- [EXERCISE BRIEF] Please output every entry below exactly as written, leaving out any pictures.

TASK INPUT Start Marker

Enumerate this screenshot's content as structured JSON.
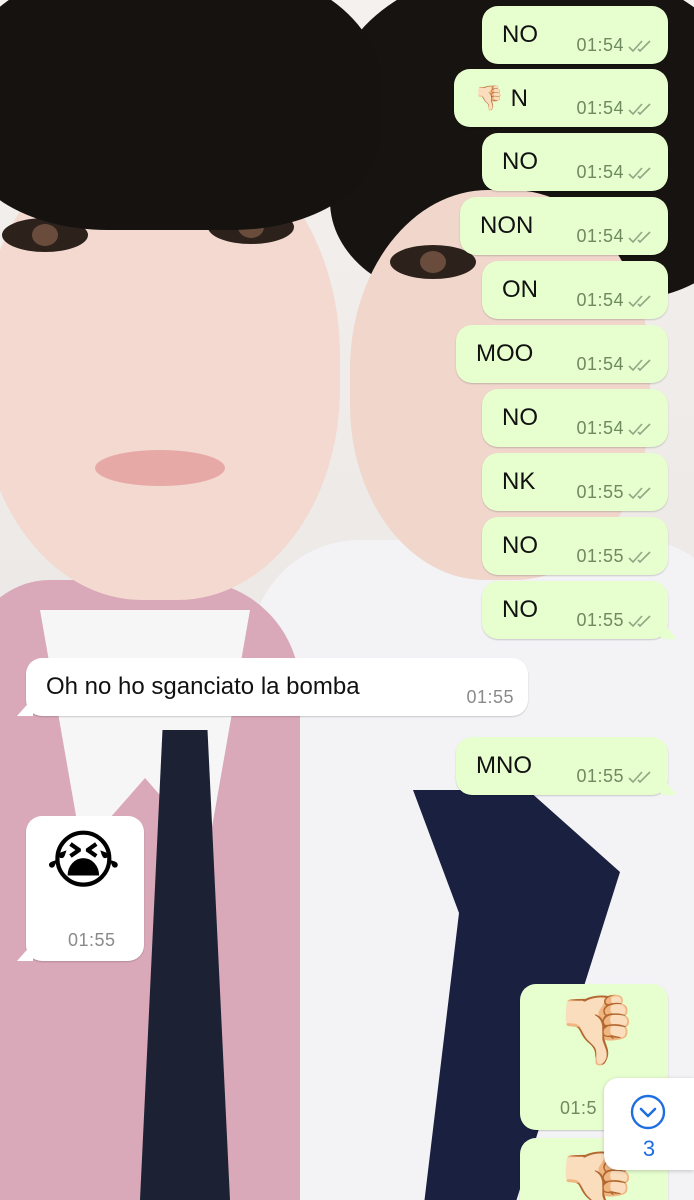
{
  "messages": [
    {
      "dir": "out",
      "text": "NO",
      "time": "01:54",
      "status": "double-check-icon"
    },
    {
      "dir": "out",
      "emoji": "👎🏻",
      "text": "N",
      "time": "01:54",
      "status": "double-check-icon"
    },
    {
      "dir": "out",
      "text": "NO",
      "time": "01:54",
      "status": "double-check-icon"
    },
    {
      "dir": "out",
      "text": "NON",
      "time": "01:54",
      "status": "double-check-icon"
    },
    {
      "dir": "out",
      "text": "ON",
      "time": "01:54",
      "status": "double-check-icon"
    },
    {
      "dir": "out",
      "text": "MOO",
      "time": "01:54",
      "status": "double-check-icon"
    },
    {
      "dir": "out",
      "text": "NO",
      "time": "01:54",
      "status": "double-check-icon"
    },
    {
      "dir": "out",
      "text": "NK",
      "time": "01:55",
      "status": "double-check-icon"
    },
    {
      "dir": "out",
      "text": "NO",
      "time": "01:55",
      "status": "double-check-icon"
    },
    {
      "dir": "out",
      "text": "NO",
      "time": "01:55",
      "status": "double-check-icon"
    },
    {
      "dir": "in",
      "text": "Oh no ho sganciato la bomba",
      "time": "01:55"
    },
    {
      "dir": "out",
      "text": "MNO",
      "time": "01:55",
      "status": "double-check-icon"
    },
    {
      "dir": "in",
      "emoji": "😭",
      "time": "01:55"
    },
    {
      "dir": "out",
      "emoji": "👎🏻",
      "time": "01:5"
    },
    {
      "dir": "out",
      "emoji": "👎🏻"
    }
  ],
  "scroll_button": {
    "icon": "chevron-down-icon",
    "unread_count": "3"
  },
  "colors": {
    "outgoing_bubble": "#e7fecf",
    "incoming_bubble": "#ffffff",
    "accent": "#1f6fe0"
  }
}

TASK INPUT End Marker

- [SOLUTION TO THIS PROBLEM]
Enumerate this screenshot's content as structured JSON.
{
  "messages": [
    {
      "dir": "out",
      "text": "NO",
      "time": "01:54",
      "status": "double-check-icon"
    },
    {
      "dir": "out",
      "emoji": "👎🏻",
      "text": "N",
      "time": "01:54",
      "status": "double-check-icon"
    },
    {
      "dir": "out",
      "text": "NO",
      "time": "01:54",
      "status": "double-check-icon"
    },
    {
      "dir": "out",
      "text": "NON",
      "time": "01:54",
      "status": "double-check-icon"
    },
    {
      "dir": "out",
      "text": "ON",
      "time": "01:54",
      "status": "double-check-icon"
    },
    {
      "dir": "out",
      "text": "MOO",
      "time": "01:54",
      "status": "double-check-icon"
    },
    {
      "dir": "out",
      "text": "NO",
      "time": "01:54",
      "status": "double-check-icon"
    },
    {
      "dir": "out",
      "text": "NK",
      "time": "01:55",
      "status": "double-check-icon"
    },
    {
      "dir": "out",
      "text": "NO",
      "time": "01:55",
      "status": "double-check-icon"
    },
    {
      "dir": "out",
      "text": "NO",
      "time": "01:55",
      "status": "double-check-icon"
    },
    {
      "dir": "in",
      "text": "Oh no ho sganciato la bomba",
      "time": "01:55"
    },
    {
      "dir": "out",
      "text": "MNO",
      "time": "01:55",
      "status": "double-check-icon"
    },
    {
      "dir": "in",
      "emoji": "😭",
      "time": "01:55"
    },
    {
      "dir": "out",
      "emoji": "👎🏻",
      "time": "01:5"
    },
    {
      "dir": "out",
      "emoji": "👎🏻"
    }
  ],
  "scroll_button": {
    "icon": "chevron-down-icon",
    "unread_count": "3"
  },
  "colors": {
    "outgoing_bubble": "#e7fecf",
    "incoming_bubble": "#ffffff",
    "accent": "#1f6fe0"
  }
}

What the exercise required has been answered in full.